The Contingency Project
Sometimes we wait for a very long time before anything happens. And when it does happen, it’s like our waiting begins again. Nothing is coming and everything is coming. People, news, trains, the future …. From our own standpoint we look around us and things that just arrived seem to be slipping away. They are rusting, or fading or, once amazing, now diminished. The pipes, rails, lights, signs, structures, all moving over into big time, non-clock time, the time of endurance, duration, suspension.
Our industrial past also now seems to belong to the time of aeon and animals. Freight trains, bearing their lumber and liquids, arrive from the past. It’s so ancient, with its machines and moving parts.
Now we know nothing is finished, nothing achieved – we’re always on our way. Everything that has been made can be remade, reconstituted, put together in a different way, according to new and different rules. The parts reassembled, repainted, reorganized.

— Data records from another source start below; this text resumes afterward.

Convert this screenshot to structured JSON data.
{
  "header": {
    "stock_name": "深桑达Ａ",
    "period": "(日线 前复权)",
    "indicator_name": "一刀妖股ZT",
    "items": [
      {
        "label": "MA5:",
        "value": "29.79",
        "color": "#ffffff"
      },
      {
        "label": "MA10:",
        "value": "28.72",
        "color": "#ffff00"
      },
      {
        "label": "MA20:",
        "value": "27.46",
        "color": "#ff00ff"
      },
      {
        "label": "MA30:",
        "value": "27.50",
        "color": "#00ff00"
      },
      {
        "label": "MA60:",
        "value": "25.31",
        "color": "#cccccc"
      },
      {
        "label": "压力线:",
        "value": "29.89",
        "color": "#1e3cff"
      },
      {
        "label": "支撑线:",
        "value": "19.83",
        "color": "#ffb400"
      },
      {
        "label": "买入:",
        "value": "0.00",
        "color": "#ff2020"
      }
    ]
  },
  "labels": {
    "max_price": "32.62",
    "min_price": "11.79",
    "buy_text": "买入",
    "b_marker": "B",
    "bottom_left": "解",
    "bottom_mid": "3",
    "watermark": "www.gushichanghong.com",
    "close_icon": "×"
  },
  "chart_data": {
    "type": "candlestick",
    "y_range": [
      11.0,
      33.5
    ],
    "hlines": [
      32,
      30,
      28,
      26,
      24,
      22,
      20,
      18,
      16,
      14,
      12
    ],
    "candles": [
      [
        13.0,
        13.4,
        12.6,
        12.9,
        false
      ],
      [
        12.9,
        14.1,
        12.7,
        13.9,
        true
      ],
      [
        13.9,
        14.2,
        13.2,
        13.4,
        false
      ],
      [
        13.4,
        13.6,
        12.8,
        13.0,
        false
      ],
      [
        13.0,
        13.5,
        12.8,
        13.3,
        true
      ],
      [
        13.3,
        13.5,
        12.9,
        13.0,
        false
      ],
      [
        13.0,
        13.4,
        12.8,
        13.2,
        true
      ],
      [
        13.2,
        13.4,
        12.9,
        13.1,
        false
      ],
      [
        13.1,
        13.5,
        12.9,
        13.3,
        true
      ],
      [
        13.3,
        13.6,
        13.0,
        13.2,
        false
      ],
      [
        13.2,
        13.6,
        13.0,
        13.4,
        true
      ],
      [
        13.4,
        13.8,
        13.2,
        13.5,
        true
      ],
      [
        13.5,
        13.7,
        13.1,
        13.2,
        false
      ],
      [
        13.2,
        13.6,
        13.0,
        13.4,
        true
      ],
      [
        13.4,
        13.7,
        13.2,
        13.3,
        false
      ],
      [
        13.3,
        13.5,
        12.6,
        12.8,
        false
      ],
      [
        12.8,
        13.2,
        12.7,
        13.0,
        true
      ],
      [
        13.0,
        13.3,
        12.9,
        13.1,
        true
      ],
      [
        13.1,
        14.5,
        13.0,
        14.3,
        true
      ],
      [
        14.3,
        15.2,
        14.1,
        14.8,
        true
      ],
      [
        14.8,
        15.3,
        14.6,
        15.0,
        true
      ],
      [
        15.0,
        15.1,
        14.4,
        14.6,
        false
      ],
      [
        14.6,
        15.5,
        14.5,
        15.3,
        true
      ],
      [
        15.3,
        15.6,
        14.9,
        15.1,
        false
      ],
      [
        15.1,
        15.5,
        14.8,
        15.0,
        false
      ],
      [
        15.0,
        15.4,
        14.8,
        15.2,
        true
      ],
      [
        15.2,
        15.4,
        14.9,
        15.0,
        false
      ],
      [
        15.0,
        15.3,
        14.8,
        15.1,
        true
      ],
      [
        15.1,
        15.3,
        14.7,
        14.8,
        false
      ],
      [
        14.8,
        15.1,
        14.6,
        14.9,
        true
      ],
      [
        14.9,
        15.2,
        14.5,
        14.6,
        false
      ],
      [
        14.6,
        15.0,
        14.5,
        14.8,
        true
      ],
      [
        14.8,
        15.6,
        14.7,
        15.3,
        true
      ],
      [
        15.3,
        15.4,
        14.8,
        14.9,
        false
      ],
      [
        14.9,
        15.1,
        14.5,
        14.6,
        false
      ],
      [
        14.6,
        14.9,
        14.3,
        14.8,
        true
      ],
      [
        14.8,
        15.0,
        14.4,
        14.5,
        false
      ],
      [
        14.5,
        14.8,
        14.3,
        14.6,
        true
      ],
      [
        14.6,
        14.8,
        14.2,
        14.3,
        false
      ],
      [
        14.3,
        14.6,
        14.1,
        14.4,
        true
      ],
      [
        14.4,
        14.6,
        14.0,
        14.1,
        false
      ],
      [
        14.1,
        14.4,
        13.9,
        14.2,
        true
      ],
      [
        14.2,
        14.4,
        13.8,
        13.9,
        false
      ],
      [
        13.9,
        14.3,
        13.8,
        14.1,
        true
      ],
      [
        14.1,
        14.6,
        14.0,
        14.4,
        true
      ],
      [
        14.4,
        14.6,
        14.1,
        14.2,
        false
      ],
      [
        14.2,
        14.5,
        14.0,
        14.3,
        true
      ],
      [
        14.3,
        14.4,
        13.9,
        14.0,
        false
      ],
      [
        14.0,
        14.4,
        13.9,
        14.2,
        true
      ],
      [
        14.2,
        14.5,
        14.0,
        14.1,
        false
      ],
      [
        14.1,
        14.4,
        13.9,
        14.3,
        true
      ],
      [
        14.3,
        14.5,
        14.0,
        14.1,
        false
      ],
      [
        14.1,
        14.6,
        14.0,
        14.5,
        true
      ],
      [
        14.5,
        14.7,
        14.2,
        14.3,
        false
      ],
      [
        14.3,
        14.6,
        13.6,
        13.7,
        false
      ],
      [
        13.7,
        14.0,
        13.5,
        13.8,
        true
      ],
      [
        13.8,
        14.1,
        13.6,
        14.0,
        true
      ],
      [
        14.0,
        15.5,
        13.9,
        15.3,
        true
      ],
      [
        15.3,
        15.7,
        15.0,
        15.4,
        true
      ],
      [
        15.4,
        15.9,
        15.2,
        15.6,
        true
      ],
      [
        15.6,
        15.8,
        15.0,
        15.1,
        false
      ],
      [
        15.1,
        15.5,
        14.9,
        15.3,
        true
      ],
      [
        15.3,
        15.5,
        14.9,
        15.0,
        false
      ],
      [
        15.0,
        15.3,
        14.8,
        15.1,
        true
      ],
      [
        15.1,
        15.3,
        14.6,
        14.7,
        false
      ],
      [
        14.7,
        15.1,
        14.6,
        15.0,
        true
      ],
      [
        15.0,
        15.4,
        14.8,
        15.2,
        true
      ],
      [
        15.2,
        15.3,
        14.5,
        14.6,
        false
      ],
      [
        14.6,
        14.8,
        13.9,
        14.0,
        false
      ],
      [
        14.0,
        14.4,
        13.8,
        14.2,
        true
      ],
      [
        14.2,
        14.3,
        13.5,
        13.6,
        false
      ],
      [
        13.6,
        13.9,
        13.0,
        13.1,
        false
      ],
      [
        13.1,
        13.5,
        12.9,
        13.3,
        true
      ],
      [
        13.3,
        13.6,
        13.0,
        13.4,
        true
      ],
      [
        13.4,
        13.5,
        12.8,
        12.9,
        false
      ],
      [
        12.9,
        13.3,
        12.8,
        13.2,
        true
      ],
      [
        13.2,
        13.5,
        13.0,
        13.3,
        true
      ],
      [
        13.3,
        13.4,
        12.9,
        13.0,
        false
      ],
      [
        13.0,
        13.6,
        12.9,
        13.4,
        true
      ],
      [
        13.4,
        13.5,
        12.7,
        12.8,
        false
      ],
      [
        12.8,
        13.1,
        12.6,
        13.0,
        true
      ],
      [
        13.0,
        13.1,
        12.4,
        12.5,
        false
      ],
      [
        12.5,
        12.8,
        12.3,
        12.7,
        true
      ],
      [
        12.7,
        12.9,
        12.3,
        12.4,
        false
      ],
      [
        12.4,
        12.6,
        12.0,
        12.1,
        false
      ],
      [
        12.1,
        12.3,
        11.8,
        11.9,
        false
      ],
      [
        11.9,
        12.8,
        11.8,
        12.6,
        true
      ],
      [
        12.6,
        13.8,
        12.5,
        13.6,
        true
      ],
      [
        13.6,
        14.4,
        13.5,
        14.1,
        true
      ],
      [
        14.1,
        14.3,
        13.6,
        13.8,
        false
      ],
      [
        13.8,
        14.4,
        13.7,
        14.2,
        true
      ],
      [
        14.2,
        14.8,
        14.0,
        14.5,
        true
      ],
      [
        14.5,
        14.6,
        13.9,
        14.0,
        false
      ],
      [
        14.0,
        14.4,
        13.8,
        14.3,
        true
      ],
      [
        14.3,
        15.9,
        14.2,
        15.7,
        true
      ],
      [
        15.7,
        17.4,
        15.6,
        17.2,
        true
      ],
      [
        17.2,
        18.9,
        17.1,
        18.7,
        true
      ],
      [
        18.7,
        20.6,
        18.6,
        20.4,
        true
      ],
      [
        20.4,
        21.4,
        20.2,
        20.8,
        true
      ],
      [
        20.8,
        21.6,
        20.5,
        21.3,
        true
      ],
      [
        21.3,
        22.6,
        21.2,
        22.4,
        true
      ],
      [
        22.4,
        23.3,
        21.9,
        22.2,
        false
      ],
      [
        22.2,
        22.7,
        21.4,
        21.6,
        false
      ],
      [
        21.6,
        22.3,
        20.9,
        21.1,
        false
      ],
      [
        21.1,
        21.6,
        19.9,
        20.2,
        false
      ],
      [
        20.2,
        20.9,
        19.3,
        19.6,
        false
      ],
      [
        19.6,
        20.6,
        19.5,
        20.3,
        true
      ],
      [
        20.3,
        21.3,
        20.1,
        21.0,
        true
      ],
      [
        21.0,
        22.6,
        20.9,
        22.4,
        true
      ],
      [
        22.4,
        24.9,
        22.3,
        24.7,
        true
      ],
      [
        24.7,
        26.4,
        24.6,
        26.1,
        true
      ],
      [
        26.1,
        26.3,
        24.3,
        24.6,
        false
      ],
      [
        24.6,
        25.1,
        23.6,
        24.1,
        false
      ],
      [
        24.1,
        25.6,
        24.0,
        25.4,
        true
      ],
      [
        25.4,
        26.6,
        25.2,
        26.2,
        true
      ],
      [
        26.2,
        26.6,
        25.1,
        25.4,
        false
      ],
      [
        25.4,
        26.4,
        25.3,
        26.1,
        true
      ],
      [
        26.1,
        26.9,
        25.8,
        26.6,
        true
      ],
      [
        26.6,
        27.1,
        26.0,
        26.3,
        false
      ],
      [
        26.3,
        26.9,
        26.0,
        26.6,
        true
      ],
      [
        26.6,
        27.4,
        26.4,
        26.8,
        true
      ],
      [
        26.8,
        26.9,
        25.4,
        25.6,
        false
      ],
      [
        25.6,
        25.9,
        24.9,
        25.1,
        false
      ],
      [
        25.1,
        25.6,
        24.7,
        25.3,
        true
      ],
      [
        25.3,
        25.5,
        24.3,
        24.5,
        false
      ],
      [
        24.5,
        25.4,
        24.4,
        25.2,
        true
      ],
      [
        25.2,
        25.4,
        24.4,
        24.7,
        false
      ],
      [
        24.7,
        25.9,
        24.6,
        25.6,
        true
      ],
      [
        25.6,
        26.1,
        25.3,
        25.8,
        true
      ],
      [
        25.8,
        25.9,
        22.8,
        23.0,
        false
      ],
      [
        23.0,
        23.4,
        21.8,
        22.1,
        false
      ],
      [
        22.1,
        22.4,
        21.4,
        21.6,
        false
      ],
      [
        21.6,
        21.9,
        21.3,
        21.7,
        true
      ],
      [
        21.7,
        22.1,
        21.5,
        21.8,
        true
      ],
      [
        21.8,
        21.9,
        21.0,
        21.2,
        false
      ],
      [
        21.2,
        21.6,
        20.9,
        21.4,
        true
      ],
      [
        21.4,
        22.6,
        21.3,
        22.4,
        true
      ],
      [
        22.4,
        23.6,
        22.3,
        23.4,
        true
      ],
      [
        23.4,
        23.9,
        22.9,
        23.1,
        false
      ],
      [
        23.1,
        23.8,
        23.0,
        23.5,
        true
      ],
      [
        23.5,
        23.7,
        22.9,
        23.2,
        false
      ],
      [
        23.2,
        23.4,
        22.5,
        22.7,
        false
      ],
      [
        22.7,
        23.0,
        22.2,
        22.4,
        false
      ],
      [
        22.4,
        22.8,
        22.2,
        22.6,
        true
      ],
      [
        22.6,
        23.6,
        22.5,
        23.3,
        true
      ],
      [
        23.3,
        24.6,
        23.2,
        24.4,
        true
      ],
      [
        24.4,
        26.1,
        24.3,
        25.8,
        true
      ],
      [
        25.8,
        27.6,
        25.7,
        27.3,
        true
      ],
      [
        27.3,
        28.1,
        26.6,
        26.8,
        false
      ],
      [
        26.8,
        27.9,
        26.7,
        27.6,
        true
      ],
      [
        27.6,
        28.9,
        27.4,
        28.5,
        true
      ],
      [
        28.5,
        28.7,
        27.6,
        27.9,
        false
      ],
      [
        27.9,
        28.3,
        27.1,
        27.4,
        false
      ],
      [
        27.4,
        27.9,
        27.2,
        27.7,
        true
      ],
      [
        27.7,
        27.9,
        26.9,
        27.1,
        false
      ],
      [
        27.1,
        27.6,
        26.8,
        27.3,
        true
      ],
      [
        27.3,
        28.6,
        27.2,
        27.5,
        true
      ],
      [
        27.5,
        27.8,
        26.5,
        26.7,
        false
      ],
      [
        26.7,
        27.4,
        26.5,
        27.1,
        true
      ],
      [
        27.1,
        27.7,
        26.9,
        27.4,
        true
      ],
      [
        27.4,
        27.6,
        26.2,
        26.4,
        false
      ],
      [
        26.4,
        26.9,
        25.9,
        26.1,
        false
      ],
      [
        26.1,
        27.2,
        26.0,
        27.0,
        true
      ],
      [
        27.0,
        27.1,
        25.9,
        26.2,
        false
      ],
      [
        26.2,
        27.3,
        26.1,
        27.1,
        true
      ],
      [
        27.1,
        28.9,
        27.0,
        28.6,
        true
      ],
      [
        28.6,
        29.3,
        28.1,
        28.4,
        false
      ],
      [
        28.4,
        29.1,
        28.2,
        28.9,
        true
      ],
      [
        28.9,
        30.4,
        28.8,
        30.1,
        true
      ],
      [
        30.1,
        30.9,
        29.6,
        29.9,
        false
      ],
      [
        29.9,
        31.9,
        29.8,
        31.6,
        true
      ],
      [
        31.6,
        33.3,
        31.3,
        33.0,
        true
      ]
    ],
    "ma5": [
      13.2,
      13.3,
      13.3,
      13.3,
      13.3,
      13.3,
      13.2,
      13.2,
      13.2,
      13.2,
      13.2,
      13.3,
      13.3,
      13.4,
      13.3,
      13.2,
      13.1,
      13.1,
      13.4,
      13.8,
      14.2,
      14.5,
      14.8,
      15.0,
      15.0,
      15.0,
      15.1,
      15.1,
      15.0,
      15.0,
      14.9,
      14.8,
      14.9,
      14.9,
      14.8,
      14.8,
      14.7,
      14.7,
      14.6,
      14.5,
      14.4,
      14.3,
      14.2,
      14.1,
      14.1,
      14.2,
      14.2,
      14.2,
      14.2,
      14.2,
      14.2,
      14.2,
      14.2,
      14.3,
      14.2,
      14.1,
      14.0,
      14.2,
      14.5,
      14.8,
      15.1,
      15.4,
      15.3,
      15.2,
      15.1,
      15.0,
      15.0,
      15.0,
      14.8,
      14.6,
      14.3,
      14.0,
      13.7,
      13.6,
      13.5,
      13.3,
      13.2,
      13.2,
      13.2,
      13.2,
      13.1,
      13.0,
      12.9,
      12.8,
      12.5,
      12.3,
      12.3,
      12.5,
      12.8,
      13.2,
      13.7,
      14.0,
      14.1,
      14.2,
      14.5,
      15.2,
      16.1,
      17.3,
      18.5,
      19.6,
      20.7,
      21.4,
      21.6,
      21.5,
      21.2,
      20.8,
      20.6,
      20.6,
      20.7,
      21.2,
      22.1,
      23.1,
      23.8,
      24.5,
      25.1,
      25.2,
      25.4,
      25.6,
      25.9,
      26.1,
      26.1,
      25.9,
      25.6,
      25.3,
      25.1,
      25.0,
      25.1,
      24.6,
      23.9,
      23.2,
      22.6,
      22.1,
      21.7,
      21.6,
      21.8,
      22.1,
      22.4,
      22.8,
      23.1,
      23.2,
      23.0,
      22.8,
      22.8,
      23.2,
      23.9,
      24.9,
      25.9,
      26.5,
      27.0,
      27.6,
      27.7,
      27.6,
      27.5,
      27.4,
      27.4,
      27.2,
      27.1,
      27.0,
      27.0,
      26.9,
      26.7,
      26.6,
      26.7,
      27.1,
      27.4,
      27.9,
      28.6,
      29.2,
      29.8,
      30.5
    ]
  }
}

Things are always getting broken up and redistributed. It’s a fact of life. These new aggregations may occur spatially or across time. Often there seems to be little point or purpose to the swarming of elements that were once based in place or moment. They just get up and go. No longer able to function in the configuration that introduced them into the world, they drift into new assemblies, new becomings. Consider the familiar elements of railroad infrastructure: rail beds, crossing signs, water towers, platforms. If these are placed into new and unfamiliar relationships, their functional and symbolic roles are altered. That’s OK – in their new configurations they are able to break with the past and enter quite different organizations and assemblages. Are they not renewed?
Flight through time is a little different. While we are all used to the cuddling up of the new and the old, sometimes we cannot tell the new from the old. The old is renewed and the new is already old. Inevitably we ask what is old; what is new? Do these distinctions even matter?